• _Task description_
Only lines with the word "chevron" belong in the answer; copy them from the records below.

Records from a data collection
——————

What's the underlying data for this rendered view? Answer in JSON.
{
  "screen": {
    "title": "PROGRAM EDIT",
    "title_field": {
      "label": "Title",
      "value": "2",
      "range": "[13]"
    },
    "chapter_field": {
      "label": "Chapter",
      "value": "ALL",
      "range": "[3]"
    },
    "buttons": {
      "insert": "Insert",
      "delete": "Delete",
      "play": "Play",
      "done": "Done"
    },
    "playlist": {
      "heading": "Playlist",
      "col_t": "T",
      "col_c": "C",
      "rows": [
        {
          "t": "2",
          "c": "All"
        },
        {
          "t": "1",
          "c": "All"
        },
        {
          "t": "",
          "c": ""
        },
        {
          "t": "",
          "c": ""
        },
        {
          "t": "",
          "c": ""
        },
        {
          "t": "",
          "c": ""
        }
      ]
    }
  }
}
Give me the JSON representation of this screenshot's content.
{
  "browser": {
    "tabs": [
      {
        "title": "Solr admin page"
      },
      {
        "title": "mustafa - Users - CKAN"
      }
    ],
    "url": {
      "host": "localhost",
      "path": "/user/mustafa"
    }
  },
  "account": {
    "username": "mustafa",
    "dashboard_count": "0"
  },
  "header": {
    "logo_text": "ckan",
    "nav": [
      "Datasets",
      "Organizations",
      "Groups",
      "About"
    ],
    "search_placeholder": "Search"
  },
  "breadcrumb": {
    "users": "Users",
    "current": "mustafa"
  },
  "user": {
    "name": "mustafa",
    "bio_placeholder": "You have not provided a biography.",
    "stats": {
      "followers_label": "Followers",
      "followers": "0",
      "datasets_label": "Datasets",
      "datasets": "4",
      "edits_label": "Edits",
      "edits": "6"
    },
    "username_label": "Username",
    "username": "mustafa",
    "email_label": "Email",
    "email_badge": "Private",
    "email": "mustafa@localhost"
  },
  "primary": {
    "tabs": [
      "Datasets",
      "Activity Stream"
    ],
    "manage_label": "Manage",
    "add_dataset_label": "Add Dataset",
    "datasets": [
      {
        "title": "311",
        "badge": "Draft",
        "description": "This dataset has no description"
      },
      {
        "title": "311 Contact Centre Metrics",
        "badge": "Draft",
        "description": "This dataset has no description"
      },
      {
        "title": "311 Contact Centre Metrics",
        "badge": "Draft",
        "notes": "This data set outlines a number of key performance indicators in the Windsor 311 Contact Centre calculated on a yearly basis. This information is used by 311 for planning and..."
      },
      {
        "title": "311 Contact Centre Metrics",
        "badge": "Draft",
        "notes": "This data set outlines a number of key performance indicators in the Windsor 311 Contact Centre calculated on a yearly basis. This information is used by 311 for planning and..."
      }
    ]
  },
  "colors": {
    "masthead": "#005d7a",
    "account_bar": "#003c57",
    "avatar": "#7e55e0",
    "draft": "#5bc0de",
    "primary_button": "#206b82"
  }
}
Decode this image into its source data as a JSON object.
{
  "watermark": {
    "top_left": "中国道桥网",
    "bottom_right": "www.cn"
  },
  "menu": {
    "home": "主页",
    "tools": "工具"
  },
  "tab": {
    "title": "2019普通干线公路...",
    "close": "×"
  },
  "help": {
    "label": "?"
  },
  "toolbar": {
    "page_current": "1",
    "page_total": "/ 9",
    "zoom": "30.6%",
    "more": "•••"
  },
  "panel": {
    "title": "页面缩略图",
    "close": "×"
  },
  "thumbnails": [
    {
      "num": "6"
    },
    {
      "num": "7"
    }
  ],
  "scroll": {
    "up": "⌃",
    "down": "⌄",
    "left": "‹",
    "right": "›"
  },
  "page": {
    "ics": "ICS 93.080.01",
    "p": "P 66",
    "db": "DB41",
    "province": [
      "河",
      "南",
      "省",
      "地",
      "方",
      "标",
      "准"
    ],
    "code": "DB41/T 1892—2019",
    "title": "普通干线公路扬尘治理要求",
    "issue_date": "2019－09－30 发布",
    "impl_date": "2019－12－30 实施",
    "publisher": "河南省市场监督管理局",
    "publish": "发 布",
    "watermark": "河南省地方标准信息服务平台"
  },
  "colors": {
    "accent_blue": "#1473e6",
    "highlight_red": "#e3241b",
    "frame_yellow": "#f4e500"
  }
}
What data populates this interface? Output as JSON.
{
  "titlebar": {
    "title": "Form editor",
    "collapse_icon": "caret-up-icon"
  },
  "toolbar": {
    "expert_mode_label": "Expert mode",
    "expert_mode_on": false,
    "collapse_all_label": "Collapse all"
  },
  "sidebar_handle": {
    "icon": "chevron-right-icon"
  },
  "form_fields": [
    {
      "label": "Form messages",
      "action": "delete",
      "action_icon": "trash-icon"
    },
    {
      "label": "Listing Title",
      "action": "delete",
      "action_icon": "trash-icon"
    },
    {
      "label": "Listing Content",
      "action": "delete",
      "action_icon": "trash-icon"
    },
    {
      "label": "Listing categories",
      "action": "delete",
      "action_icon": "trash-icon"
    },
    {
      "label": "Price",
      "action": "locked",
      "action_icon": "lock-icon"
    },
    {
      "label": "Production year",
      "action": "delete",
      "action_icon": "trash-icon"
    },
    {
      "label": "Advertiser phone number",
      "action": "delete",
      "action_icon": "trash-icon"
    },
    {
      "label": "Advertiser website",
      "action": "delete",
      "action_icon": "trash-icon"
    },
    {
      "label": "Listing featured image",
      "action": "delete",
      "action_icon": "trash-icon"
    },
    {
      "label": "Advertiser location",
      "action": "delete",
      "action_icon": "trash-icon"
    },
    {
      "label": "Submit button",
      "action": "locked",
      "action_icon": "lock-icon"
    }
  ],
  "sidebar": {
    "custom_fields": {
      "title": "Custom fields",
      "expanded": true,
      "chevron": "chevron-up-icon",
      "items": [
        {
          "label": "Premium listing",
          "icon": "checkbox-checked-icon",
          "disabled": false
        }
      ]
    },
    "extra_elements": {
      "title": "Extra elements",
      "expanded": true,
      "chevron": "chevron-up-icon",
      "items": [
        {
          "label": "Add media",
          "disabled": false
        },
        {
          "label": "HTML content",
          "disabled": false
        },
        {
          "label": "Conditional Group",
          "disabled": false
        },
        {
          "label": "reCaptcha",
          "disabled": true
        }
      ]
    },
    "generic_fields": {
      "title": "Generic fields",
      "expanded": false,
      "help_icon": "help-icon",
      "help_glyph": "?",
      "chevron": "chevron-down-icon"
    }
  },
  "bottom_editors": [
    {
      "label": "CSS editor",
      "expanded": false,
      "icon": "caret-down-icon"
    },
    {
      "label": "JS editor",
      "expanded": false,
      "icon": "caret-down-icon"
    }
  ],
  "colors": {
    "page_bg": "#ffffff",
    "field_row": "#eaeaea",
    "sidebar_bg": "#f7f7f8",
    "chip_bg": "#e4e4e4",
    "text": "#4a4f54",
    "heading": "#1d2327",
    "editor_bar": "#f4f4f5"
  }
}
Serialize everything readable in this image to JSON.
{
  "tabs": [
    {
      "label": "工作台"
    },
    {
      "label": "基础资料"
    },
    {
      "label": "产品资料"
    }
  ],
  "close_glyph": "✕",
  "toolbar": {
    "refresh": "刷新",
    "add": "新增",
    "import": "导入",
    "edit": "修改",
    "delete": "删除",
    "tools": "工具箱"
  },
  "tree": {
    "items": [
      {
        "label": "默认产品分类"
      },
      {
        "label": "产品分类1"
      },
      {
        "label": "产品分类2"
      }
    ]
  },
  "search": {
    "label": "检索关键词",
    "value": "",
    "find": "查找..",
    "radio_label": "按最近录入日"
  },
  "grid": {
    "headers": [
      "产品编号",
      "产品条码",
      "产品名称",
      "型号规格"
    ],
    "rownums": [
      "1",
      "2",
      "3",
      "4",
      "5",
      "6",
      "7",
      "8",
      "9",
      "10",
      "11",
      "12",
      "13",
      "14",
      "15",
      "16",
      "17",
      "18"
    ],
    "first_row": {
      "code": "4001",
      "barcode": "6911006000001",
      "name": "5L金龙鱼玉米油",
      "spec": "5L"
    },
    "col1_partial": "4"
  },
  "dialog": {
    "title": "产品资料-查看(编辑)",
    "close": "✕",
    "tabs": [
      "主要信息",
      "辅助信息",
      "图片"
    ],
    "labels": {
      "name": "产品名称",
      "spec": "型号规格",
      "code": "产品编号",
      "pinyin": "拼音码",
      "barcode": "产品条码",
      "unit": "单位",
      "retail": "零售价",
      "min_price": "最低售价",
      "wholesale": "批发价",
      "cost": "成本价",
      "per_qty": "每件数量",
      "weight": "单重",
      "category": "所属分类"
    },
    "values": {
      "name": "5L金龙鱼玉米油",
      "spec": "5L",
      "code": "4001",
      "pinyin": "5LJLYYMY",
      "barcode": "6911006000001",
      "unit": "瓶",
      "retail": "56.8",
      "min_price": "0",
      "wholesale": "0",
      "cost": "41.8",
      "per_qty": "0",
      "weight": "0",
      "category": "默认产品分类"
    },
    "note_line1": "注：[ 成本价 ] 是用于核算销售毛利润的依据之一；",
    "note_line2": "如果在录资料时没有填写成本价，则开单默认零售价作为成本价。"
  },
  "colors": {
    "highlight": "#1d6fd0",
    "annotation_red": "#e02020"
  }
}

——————

• _Reply to the task_
    "icon": "chevron-right-icon"
      "chevron": "chevron-up-icon",
      "chevron": "chevron-up-icon",
      "chevron": "chevron-down-icon"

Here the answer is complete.